◆ Data for analysis ◆
[Start of section]
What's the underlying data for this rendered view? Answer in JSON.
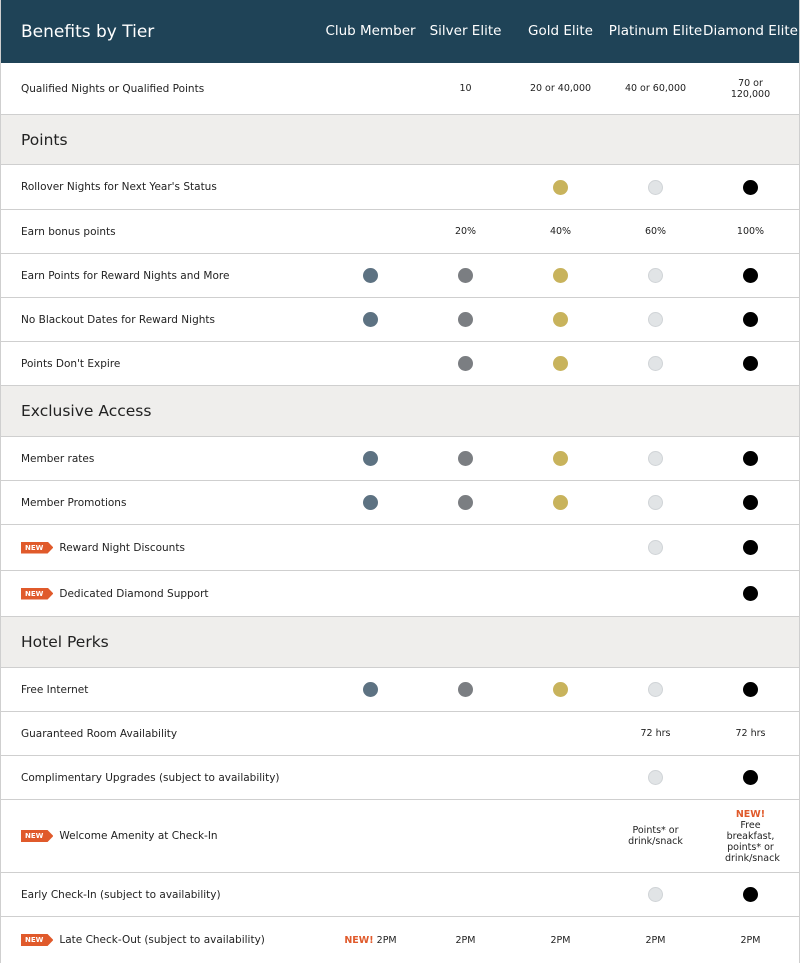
{
  "header": {
    "title": "Benefits by Tier",
    "tiers": [
      "Club Member",
      "Silver Elite",
      "Gold Elite",
      "Platinum Elite",
      "Diamond Elite"
    ]
  },
  "colors": {
    "header_bg": "#1f4357",
    "club": "#5d7282",
    "silver": "#7b7e82",
    "gold": "#c8b35c",
    "platinum": "#e1e4e6",
    "diamond": "#000000",
    "new": "#e05a2b"
  },
  "new_label": "NEW",
  "new_inline": "NEW!",
  "qualified": {
    "label": "Qualified Nights or Qualified Points",
    "values": [
      "",
      "10",
      "20 or 40,000",
      "40 or 60,000",
      "70 or 120,000"
    ]
  },
  "sections": {
    "points": "Points",
    "exclusive": "Exclusive Access",
    "perks": "Hotel Perks"
  },
  "rows": {
    "rollover": "Rollover Nights for Next Year's Status",
    "bonus": {
      "label": "Earn bonus points",
      "values": [
        "",
        "20%",
        "40%",
        "60%",
        "100%"
      ]
    },
    "earn": "Earn Points for Reward Nights and More",
    "blackout": "No Blackout Dates for Reward Nights",
    "expire": "Points Don't Expire",
    "rates": "Member rates",
    "promos": "Member Promotions",
    "discounts": "Reward Night Discounts",
    "support": "Dedicated Diamond Support",
    "internet": "Free Internet",
    "guaranteed": {
      "label": "Guaranteed Room Availability",
      "platinum": "72 hrs",
      "diamond": "72 hrs"
    },
    "upgrades": "Complimentary Upgrades (subject to availability)",
    "welcome": {
      "label": "Welcome Amenity at Check-In",
      "platinum": "Points* or drink/snack",
      "diamond": "Free breakfast, points* or drink/snack"
    },
    "early": "Early Check-In (subject to availability)",
    "late": {
      "label": "Late Check-Out (subject to availability)",
      "values": [
        "2PM",
        "2PM",
        "2PM",
        "2PM",
        "2PM"
      ]
    }
  }
}
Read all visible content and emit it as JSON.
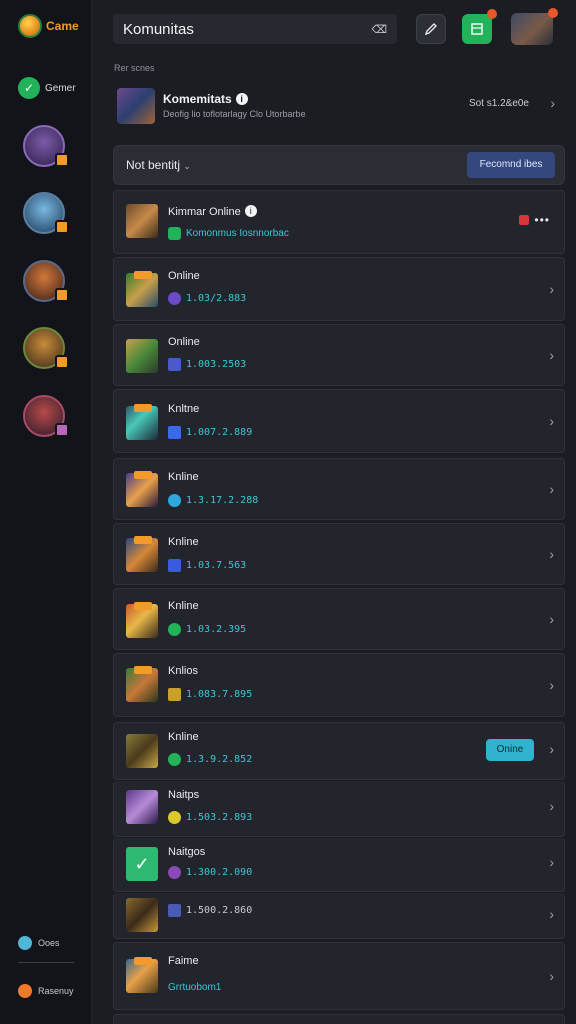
{
  "sidebar": {
    "brand_name": "Came",
    "gamer_label": "Gemer",
    "bottom_label_1": "Ooes",
    "bottom_label_2": "Rasenuy"
  },
  "topbar": {
    "search_value": "Komunitas",
    "clear_glyph": "⌫"
  },
  "section_label": "Rer scnes",
  "community": {
    "title": "Komemitats",
    "subtitle": "Deofig lio toflotarlagy Clo Utorbarbe",
    "right_text": "Sot s1.2&e0e"
  },
  "filter": {
    "label": "Not bentitj",
    "recommend_label": "Fecomnd ibes"
  },
  "rows": [
    {
      "title": "Kimmar Online",
      "status": "Komonmus Iosnnorbac",
      "has_info": true,
      "has_menu": true
    },
    {
      "title": "Online",
      "status": "1.03/2.883"
    },
    {
      "title": "Online",
      "status": "1.003.2503"
    },
    {
      "title": "Knltne",
      "status": "1.007.2.889"
    },
    {
      "title": "Knline",
      "status": "1.3.17.2.288"
    },
    {
      "title": "Knline",
      "status": "1.03.7.563"
    },
    {
      "title": "Knline",
      "status": "1.03.2.395"
    },
    {
      "title": "Knlios",
      "status": "1.083.7.895"
    },
    {
      "title": "Knline",
      "status": "1.3.9.2.852",
      "button": "Onine"
    },
    {
      "title": "Naitps",
      "status": "1.503.2.893"
    },
    {
      "title": "Naitgos",
      "status": "1.300.2.090"
    },
    {
      "title": "",
      "status": "1.500.2.860"
    },
    {
      "title": "Faime",
      "status": "Grrtuobom1"
    }
  ],
  "colors": {
    "accent_green": "#22b35a",
    "accent_orange": "#f39a2b",
    "status_cyan": "#3ec6d4",
    "button_blue": "#35487e"
  }
}
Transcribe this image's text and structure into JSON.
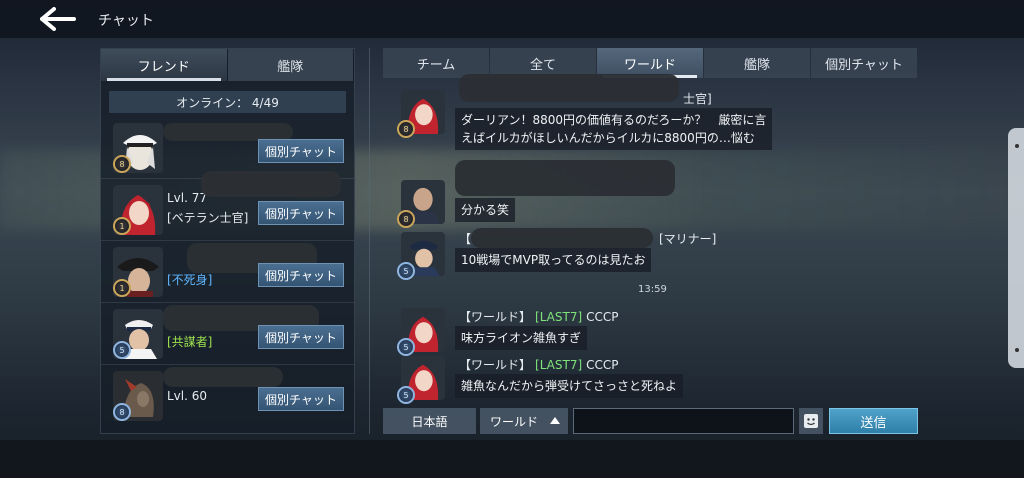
{
  "header": {
    "title": "チャット"
  },
  "left_panel": {
    "tabs": [
      {
        "label": "フレンド",
        "active": true
      },
      {
        "label": "艦隊",
        "active": false
      }
    ],
    "online_label": "オンライン： 4/49",
    "friends": [
      {
        "level": "",
        "title": "",
        "title_color": "",
        "pm_label": "個別チャット",
        "avatar": "white-cap-captain-avatar",
        "badge": "8"
      },
      {
        "level": "Lvl. 77",
        "title": "[ベテラン士官]",
        "title_color": "",
        "pm_label": "個別チャット",
        "avatar": "red-hair-girl-avatar",
        "badge": "1"
      },
      {
        "level": "",
        "title": "[不死身]",
        "title_color": "blue",
        "pm_label": "個別チャット",
        "avatar": "bicorne-admiral-avatar",
        "badge": "1"
      },
      {
        "level": "",
        "title": "[共謀者]",
        "title_color": "green",
        "pm_label": "個別チャット",
        "avatar": "navy-officer-avatar",
        "badge": "5"
      },
      {
        "level": "Lvl. 60",
        "title": "",
        "title_color": "",
        "pm_label": "個別チャット",
        "avatar": "creature-avatar",
        "badge": "8"
      }
    ]
  },
  "right_panel": {
    "tabs": [
      {
        "label": "チーム",
        "active": false
      },
      {
        "label": "全て",
        "active": false
      },
      {
        "label": "ワールド",
        "active": true
      },
      {
        "label": "艦隊",
        "active": false
      },
      {
        "label": "個別チャット",
        "active": false
      }
    ],
    "messages": [
      {
        "sender_suffix": "士官]",
        "text_line1": "ダーリアン！8800円の価値有るのだろーか？　厳密に言",
        "text_line2": "えばイルカがほしいんだからイルカに8800円の…悩む",
        "avatar": "red-hair-girl-avatar",
        "badge": "8"
      },
      {
        "text": "分かる笑",
        "avatar": "bald-officer-avatar",
        "badge": "8"
      },
      {
        "sender_prefix": "【",
        "sender_suffix": "[マリナー]",
        "text": "10戦場でMVP取ってるのは見たお",
        "avatar": "navy-officer-avatar",
        "badge": "5"
      },
      {
        "timestamp": "13:59"
      },
      {
        "category": "【ワールド】",
        "clan": "[LAST7]",
        "name": "CCCP",
        "text": "味方ライオン雑魚すぎ",
        "avatar": "red-hair-girl-avatar",
        "badge": "5"
      },
      {
        "category": "【ワールド】",
        "clan": "[LAST7]",
        "name": "CCCP",
        "text": "雑魚なんだから弾受けてさっさと死ねよ",
        "avatar": "red-hair-girl-avatar",
        "badge": "5"
      }
    ]
  },
  "input_bar": {
    "language_label": "日本語",
    "channel_label": "ワールド",
    "input_value": "",
    "input_placeholder": "",
    "send_label": "送信"
  },
  "colors": {
    "accent_send": "#2f7fa8",
    "clan_tag": "#7fe27a",
    "title_blue": "#5fb6ff",
    "title_green": "#9fe24f"
  }
}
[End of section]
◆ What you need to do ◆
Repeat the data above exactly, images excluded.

◆ Result below ◆
What's the underlying data for this rendered view? Answer in JSON.
{
  "header": {
    "title": "Benefits by Tier",
    "tiers": [
      "Club Member",
      "Silver Elite",
      "Gold Elite",
      "Platinum Elite",
      "Diamond Elite"
    ]
  },
  "colors": {
    "header_bg": "#1f4357",
    "club": "#5d7282",
    "silver": "#7b7e82",
    "gold": "#c8b35c",
    "platinum": "#e1e4e6",
    "diamond": "#000000",
    "new": "#e05a2b"
  },
  "new_label": "NEW",
  "new_inline": "NEW!",
  "qualified": {
    "label": "Qualified Nights or Qualified Points",
    "values": [
      "",
      "10",
      "20 or 40,000",
      "40 or 60,000",
      "70 or 120,000"
    ]
  },
  "sections": {
    "points": "Points",
    "exclusive": "Exclusive Access",
    "perks": "Hotel Perks"
  },
  "rows": {
    "rollover": "Rollover Nights for Next Year's Status",
    "bonus": {
      "label": "Earn bonus points",
      "values": [
        "",
        "20%",
        "40%",
        "60%",
        "100%"
      ]
    },
    "earn": "Earn Points for Reward Nights and More",
    "blackout": "No Blackout Dates for Reward Nights",
    "expire": "Points Don't Expire",
    "rates": "Member rates",
    "promos": "Member Promotions",
    "discounts": "Reward Night Discounts",
    "support": "Dedicated Diamond Support",
    "internet": "Free Internet",
    "guaranteed": {
      "label": "Guaranteed Room Availability",
      "platinum": "72 hrs",
      "diamond": "72 hrs"
    },
    "upgrades": "Complimentary Upgrades (subject to availability)",
    "welcome": {
      "label": "Welcome Amenity at Check-In",
      "platinum": "Points* or drink/snack",
      "diamond": "Free breakfast, points* or drink/snack"
    },
    "early": "Early Check-In (subject to availability)",
    "late": {
      "label": "Late Check-Out (subject to availability)",
      "values": [
        "2PM",
        "2PM",
        "2PM",
        "2PM",
        "2PM"
      ]
    }
  }
}
Read all visible content and emit it as JSON.
{
  "sidebar": {
    "brand_name": "Came",
    "gamer_label": "Gemer",
    "bottom_label_1": "Ooes",
    "bottom_label_2": "Rasenuy"
  },
  "topbar": {
    "search_value": "Komunitas",
    "clear_glyph": "⌫"
  },
  "section_label": "Rer scnes",
  "community": {
    "title": "Komemitats",
    "subtitle": "Deofig lio toflotarlagy Clo Utorbarbe",
    "right_text": "Sot s1.2&e0e"
  },
  "filter": {
    "label": "Not bentitj",
    "recommend_label": "Fecomnd ibes"
  },
  "rows": [
    {
      "title": "Kimmar Online",
      "status": "Komonmus Iosnnorbac",
      "has_info": true,
      "has_menu": true
    },
    {
      "title": "Online",
      "status": "1.03/2.883"
    },
    {
      "title": "Online",
      "status": "1.003.2503"
    },
    {
      "title": "Knltne",
      "status": "1.007.2.889"
    },
    {
      "title": "Knline",
      "status": "1.3.17.2.288"
    },
    {
      "title": "Knline",
      "status": "1.03.7.563"
    },
    {
      "title": "Knline",
      "status": "1.03.2.395"
    },
    {
      "title": "Knlios",
      "status": "1.083.7.895"
    },
    {
      "title": "Knline",
      "status": "1.3.9.2.852",
      "button": "Onine"
    },
    {
      "title": "Naitps",
      "status": "1.503.2.893"
    },
    {
      "title": "Naitgos",
      "status": "1.300.2.090"
    },
    {
      "title": "",
      "status": "1.500.2.860"
    },
    {
      "title": "Faime",
      "status": "Grrtuobom1"
    }
  ],
  "colors": {
    "accent_green": "#22b35a",
    "accent_orange": "#f39a2b",
    "status_cyan": "#3ec6d4",
    "button_blue": "#35487e"
  }
}
Transcribe this image's text and structure into JSON.
{
  "header": {
    "title": "チャット"
  },
  "left_panel": {
    "tabs": [
      {
        "label": "フレンド",
        "active": true
      },
      {
        "label": "艦隊",
        "active": false
      }
    ],
    "online_label": "オンライン： 4/49",
    "friends": [
      {
        "level": "",
        "title": "",
        "title_color": "",
        "pm_label": "個別チャット",
        "avatar": "white-cap-captain-avatar",
        "badge": "8"
      },
      {
        "level": "Lvl. 77",
        "title": "[ベテラン士官]",
        "title_color": "",
        "pm_label": "個別チャット",
        "avatar": "red-hair-girl-avatar",
        "badge": "1"
      },
      {
        "level": "",
        "title": "[不死身]",
        "title_color": "blue",
        "pm_label": "個別チャット",
        "avatar": "bicorne-admiral-avatar",
        "badge": "1"
      },
      {
        "level": "",
        "title": "[共謀者]",
        "title_color": "green",
        "pm_label": "個別チャット",
        "avatar": "navy-officer-avatar",
        "badge": "5"
      },
      {
        "level": "Lvl. 60",
        "title": "",
        "title_color": "",
        "pm_label": "個別チャット",
        "avatar": "creature-avatar",
        "badge": "8"
      }
    ]
  },
  "right_panel": {
    "tabs": [
      {
        "label": "チーム",
        "active": false
      },
      {
        "label": "全て",
        "active": false
      },
      {
        "label": "ワールド",
        "active": true
      },
      {
        "label": "艦隊",
        "active": false
      },
      {
        "label": "個別チャット",
        "active": false
      }
    ],
    "messages": [
      {
        "sender_suffix": "士官]",
        "text_line1": "ダーリアン！8800円の価値有るのだろーか？　厳密に言",
        "text_line2": "えばイルカがほしいんだからイルカに8800円の…悩む",
        "avatar": "red-hair-girl-avatar",
        "badge": "8"
      },
      {
        "text": "分かる笑",
        "avatar": "bald-officer-avatar",
        "badge": "8"
      },
      {
        "sender_prefix": "【",
        "sender_suffix": "[マリナー]",
        "text": "10戦場でMVP取ってるのは見たお",
        "avatar": "navy-officer-avatar",
        "badge": "5"
      },
      {
        "timestamp": "13:59"
      },
      {
        "category": "【ワールド】",
        "clan": "[LAST7]",
        "name": "CCCP",
        "text": "味方ライオン雑魚すぎ",
        "avatar": "red-hair-girl-avatar",
        "badge": "5"
      },
      {
        "category": "【ワールド】",
        "clan": "[LAST7]",
        "name": "CCCP",
        "text": "雑魚なんだから弾受けてさっさと死ねよ",
        "avatar": "red-hair-girl-avatar",
        "badge": "5"
      }
    ]
  },
  "input_bar": {
    "language_label": "日本語",
    "channel_label": "ワールド",
    "input_value": "",
    "input_placeholder": "",
    "send_label": "送信"
  },
  "colors": {
    "accent_send": "#2f7fa8",
    "clan_tag": "#7fe27a",
    "title_blue": "#5fb6ff",
    "title_green": "#9fe24f"
  }
}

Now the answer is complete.